Commissioned by the Dutch East India Company (known as the VOC) in 1822 to produce a series of scenes of everyday Japanese life, he produced a group of innovative paintings striking because of their inclusion of deep European style perspective and simultaneously abstraction as well as the use pf Prussian Blue pigment which made the work more attractive to foreign audiences.

The self-described ‘Old man mad about painting’ was known by at least thirty names during his lifetime and was renowned for his at times eccentric behaviour. He travelled and moved his studio and home regularly, finding inspiration for his unique style through close observations of nature and interactions with ordinary people.

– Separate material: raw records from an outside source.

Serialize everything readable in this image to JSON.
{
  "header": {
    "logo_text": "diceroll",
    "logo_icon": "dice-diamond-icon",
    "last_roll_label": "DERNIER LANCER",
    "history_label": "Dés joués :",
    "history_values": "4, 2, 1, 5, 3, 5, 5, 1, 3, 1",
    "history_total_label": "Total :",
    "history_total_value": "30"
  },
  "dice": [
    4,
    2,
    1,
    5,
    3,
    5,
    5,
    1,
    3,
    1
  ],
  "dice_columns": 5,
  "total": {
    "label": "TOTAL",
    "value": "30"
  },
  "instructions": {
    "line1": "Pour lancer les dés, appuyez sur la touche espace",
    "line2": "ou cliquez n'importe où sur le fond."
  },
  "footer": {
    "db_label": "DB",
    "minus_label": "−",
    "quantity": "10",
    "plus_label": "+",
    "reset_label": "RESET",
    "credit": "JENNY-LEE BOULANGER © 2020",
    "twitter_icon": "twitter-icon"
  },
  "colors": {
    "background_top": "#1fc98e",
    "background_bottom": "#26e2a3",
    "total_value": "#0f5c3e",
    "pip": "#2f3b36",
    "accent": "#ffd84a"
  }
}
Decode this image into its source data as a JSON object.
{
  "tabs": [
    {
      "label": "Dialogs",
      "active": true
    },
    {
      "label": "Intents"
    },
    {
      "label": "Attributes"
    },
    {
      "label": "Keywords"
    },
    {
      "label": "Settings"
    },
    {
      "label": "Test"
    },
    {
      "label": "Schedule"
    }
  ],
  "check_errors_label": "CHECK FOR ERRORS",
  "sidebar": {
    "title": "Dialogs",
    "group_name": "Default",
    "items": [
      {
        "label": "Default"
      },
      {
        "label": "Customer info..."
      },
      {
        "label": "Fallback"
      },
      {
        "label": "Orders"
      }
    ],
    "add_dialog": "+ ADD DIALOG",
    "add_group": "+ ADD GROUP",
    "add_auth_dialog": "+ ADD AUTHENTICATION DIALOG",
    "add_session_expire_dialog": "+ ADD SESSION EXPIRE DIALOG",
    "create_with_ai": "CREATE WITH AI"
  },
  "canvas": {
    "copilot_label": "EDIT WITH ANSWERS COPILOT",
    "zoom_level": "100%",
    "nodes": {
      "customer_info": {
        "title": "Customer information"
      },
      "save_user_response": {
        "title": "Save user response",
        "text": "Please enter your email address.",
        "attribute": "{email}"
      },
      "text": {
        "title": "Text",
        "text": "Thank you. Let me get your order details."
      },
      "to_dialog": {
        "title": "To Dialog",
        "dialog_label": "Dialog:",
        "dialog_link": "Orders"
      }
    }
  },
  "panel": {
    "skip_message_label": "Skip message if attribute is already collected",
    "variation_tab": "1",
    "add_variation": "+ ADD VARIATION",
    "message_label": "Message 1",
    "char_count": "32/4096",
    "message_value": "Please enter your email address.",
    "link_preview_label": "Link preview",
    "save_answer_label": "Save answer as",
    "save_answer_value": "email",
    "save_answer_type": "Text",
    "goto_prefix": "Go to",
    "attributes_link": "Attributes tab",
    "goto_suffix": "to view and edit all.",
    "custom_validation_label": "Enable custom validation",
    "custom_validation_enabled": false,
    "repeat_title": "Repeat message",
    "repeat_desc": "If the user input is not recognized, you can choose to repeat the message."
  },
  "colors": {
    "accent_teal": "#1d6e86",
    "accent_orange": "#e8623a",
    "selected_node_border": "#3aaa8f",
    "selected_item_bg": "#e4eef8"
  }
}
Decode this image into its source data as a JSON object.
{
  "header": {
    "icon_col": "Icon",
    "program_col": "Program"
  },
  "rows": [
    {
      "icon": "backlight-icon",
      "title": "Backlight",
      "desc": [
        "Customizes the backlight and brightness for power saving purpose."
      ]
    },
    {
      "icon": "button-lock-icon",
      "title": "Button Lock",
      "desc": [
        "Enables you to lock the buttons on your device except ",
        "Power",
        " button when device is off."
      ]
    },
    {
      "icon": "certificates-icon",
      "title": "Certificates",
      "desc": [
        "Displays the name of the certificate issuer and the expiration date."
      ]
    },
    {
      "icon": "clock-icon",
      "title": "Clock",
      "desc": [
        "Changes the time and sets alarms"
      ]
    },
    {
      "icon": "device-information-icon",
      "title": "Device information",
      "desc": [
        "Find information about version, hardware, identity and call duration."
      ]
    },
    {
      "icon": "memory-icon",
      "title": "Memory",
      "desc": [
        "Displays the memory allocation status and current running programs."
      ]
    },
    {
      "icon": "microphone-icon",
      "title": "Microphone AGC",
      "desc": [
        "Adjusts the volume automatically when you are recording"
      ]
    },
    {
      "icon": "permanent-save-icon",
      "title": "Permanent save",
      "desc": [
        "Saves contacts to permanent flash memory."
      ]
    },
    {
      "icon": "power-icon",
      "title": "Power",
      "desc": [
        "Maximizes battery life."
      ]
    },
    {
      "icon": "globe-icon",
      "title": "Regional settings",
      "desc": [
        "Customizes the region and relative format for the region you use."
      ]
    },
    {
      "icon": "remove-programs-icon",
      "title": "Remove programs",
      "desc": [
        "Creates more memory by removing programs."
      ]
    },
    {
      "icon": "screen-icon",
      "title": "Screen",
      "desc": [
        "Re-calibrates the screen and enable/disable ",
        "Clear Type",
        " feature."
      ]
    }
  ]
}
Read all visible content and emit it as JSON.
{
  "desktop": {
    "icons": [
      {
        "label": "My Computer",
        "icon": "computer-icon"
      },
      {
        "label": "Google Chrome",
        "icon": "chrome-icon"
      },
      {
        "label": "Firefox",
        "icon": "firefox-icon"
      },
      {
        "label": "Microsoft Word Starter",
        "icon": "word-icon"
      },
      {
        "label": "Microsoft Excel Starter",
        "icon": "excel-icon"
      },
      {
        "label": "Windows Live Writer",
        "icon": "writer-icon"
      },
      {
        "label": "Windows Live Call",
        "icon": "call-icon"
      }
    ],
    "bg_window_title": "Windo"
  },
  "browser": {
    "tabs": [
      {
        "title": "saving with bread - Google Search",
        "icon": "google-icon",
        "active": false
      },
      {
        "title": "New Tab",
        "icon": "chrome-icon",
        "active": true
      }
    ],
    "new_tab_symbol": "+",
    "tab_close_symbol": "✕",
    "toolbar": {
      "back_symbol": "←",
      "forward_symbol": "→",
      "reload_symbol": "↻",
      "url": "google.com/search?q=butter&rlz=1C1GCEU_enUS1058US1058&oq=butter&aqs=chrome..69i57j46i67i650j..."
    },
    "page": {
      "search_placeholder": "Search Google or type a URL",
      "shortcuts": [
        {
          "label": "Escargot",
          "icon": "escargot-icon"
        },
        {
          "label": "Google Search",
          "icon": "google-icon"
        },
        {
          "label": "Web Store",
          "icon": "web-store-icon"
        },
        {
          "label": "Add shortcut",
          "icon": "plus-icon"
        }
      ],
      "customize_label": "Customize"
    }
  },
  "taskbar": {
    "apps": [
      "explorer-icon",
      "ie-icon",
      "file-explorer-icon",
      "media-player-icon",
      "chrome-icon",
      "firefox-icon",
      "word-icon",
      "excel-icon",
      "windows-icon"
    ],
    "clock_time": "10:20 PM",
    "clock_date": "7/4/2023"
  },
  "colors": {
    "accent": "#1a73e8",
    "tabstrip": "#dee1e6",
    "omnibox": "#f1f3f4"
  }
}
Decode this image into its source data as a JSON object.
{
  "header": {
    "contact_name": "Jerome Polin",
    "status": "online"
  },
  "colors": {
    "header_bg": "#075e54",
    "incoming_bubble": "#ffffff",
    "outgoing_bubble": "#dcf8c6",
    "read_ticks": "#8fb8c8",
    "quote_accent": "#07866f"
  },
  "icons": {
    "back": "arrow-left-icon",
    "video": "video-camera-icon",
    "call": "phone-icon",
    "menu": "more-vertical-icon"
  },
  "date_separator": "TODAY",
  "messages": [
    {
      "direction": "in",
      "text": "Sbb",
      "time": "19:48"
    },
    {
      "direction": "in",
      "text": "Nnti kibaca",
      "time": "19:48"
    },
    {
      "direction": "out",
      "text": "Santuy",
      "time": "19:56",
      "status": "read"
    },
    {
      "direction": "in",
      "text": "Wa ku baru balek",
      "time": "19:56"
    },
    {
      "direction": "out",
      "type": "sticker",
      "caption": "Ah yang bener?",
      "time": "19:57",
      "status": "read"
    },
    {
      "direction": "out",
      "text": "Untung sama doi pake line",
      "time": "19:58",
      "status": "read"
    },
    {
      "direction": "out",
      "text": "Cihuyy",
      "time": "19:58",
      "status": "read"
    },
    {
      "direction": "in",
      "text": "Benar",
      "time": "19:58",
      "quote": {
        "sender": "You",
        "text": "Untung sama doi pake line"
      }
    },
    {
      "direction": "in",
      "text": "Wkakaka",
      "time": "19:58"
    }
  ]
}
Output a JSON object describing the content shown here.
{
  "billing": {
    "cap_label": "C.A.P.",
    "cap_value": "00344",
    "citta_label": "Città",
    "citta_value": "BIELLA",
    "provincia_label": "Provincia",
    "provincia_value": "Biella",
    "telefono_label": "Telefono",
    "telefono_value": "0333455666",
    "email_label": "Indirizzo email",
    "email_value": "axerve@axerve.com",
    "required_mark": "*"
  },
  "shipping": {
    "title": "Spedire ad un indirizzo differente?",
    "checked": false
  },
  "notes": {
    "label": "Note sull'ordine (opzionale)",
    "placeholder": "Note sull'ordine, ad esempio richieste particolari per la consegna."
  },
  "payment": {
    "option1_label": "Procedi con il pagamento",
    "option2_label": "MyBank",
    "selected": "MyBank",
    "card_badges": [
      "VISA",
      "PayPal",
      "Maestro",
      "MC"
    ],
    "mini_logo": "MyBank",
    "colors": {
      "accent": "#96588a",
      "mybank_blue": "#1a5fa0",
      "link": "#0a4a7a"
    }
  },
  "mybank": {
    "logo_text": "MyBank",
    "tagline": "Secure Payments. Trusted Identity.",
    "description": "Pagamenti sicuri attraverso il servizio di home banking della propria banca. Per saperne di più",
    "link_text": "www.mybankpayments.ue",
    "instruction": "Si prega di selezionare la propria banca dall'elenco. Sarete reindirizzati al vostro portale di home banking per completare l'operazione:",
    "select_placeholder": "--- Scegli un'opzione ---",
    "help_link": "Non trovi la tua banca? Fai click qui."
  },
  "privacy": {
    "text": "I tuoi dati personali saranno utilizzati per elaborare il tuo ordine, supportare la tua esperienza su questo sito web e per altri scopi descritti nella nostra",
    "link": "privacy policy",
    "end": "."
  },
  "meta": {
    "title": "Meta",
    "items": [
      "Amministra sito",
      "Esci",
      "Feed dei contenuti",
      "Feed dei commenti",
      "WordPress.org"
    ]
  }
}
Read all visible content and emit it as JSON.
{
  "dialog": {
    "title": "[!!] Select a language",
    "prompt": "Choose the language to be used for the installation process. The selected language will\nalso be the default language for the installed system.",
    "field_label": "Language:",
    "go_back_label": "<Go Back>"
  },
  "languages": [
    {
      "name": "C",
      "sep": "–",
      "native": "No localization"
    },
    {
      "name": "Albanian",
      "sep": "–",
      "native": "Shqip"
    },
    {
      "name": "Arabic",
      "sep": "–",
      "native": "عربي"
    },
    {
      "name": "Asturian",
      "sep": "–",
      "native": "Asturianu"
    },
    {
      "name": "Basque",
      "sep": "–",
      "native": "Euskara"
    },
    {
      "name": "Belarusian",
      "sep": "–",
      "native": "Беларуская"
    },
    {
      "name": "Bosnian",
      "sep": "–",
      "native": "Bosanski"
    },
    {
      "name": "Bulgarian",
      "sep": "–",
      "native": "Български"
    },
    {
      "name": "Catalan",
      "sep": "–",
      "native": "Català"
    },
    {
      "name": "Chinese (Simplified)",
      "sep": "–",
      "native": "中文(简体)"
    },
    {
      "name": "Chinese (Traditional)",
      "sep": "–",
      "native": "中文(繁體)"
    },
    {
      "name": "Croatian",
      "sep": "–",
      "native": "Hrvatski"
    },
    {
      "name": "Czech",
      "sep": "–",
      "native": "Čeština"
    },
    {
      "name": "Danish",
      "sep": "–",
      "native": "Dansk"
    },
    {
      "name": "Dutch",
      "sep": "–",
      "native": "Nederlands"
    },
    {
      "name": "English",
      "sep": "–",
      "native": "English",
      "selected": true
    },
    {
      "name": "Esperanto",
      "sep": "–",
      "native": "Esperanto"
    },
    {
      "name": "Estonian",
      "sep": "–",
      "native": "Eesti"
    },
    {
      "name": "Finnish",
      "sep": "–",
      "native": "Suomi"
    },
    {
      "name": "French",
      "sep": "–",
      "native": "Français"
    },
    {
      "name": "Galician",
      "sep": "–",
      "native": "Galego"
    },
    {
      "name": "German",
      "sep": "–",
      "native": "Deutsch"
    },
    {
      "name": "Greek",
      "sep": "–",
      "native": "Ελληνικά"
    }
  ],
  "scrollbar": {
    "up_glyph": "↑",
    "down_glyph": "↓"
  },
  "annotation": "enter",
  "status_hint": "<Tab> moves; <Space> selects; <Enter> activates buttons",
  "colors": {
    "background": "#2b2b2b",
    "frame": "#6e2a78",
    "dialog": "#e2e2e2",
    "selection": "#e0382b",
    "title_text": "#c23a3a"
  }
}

We also learn that he was a Nichiren Buddhist, and that there were profound religious reasons for this constant renewal.

Graham-Dixon is extremely enthusiastic in a David Attenborough way and we have interviews with major Hokusai experts and various artists who talk about his influence and also fascinatingly about his daughter Eijo and her struggles to be acknowledged as an artist in her own right.

Most of the screening is an examination of his life and times, placing the artist in context but we also get to see the exhibition – featuring lots of exquisitely hung long scrolls and so on from various galleries and museums around the world in a rare chance to see these works all in one place. We are privileged to see all these as we are reminded that because of the fragility and possibility of light damage mostly the works are kept rolled up away from light for years at a time.

A fascinating exploration of this great artist’s life and times but I would have liked to have seen more of his earlier works as well.
Running time allow 90 minutes no interval.

Hokusai : After the Great Wave screens at selected cinemas from 18 November 2017

http://www.sharmillfilms.com.au/allfilms/2017/7/20/british-museum-presents-hokusai